What you need to do
For the records that follow, say how many lines have the word "平平无奇的小佐" in them. Write the number and nothing more.

Data extracts

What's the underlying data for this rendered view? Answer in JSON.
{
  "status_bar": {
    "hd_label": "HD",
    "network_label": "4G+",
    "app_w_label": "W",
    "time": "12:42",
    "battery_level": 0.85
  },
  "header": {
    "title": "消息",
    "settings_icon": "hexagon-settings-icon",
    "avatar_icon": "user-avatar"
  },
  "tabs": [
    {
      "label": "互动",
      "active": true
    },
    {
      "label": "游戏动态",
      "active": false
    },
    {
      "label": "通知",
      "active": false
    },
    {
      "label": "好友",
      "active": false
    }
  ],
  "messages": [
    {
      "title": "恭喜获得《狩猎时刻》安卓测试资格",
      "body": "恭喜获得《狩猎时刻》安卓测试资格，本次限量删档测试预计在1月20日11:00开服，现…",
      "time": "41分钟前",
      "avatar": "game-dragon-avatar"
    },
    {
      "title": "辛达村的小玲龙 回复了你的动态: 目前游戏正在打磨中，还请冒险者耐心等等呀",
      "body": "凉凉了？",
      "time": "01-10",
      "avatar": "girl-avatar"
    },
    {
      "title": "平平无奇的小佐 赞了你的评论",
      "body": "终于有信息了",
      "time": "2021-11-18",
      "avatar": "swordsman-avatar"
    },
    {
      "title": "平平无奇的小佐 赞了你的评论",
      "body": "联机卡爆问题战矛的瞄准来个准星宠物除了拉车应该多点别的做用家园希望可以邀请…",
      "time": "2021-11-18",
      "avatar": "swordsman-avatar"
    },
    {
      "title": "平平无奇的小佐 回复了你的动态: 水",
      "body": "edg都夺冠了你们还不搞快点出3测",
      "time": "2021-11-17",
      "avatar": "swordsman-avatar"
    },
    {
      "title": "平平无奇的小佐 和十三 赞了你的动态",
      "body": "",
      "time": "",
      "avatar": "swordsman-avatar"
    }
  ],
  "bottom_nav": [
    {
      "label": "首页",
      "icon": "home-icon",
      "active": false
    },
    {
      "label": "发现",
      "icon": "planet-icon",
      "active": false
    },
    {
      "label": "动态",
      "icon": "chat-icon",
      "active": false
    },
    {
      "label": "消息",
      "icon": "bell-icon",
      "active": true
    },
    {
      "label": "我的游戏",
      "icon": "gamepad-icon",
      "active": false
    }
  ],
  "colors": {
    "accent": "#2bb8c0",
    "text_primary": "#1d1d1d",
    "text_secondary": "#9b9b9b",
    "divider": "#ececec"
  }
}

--

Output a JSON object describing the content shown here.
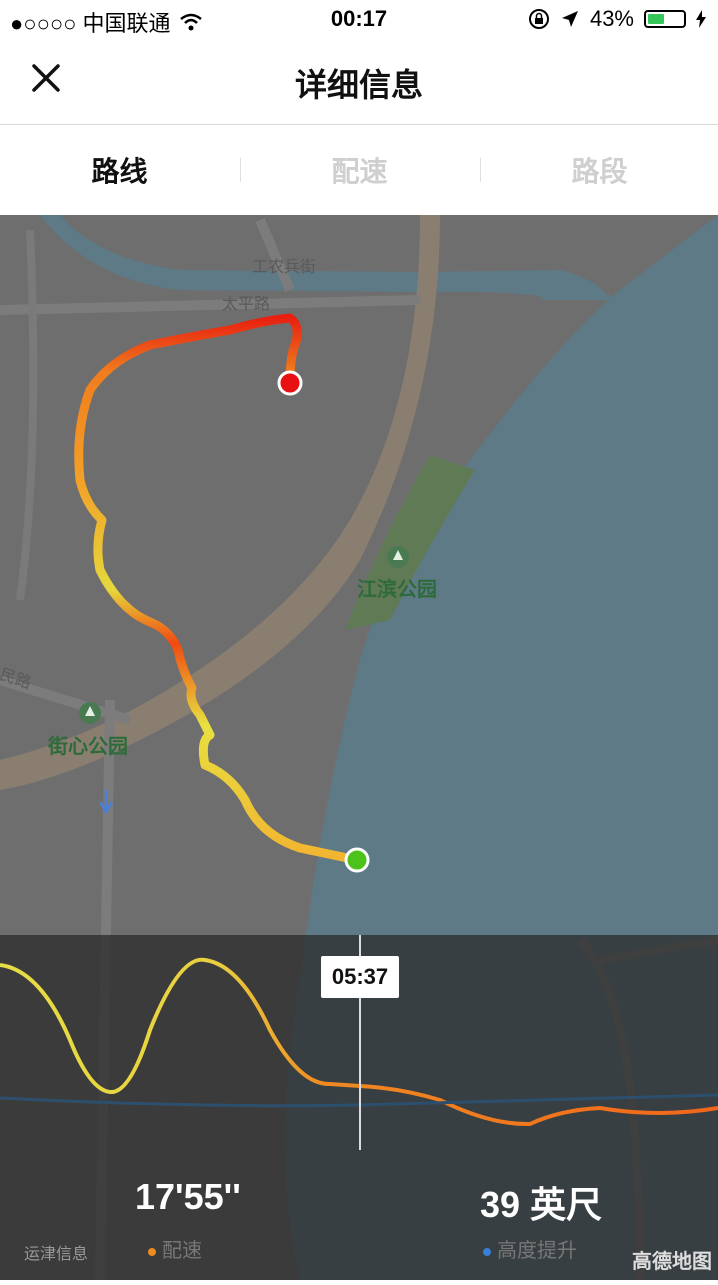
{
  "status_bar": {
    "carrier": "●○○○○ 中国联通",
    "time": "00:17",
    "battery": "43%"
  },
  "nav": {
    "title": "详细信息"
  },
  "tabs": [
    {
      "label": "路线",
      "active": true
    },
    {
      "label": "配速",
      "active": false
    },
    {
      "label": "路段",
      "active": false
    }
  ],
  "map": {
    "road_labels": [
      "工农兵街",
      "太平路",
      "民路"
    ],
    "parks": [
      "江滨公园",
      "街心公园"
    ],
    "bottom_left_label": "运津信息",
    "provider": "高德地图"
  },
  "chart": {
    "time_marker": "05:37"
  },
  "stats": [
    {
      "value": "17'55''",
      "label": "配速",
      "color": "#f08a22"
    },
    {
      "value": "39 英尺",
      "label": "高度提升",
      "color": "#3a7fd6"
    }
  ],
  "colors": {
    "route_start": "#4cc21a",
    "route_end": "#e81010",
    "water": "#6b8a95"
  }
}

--

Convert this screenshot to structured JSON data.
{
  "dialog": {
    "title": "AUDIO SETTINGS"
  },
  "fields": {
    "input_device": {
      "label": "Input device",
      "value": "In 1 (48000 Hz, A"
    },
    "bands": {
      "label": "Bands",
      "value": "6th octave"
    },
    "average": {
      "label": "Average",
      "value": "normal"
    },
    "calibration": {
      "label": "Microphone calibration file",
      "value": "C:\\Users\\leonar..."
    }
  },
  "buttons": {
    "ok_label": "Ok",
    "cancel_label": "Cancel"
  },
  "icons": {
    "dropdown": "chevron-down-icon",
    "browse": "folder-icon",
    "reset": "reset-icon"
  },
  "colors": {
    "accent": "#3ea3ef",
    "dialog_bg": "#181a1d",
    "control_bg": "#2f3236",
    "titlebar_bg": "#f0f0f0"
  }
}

The completed task
4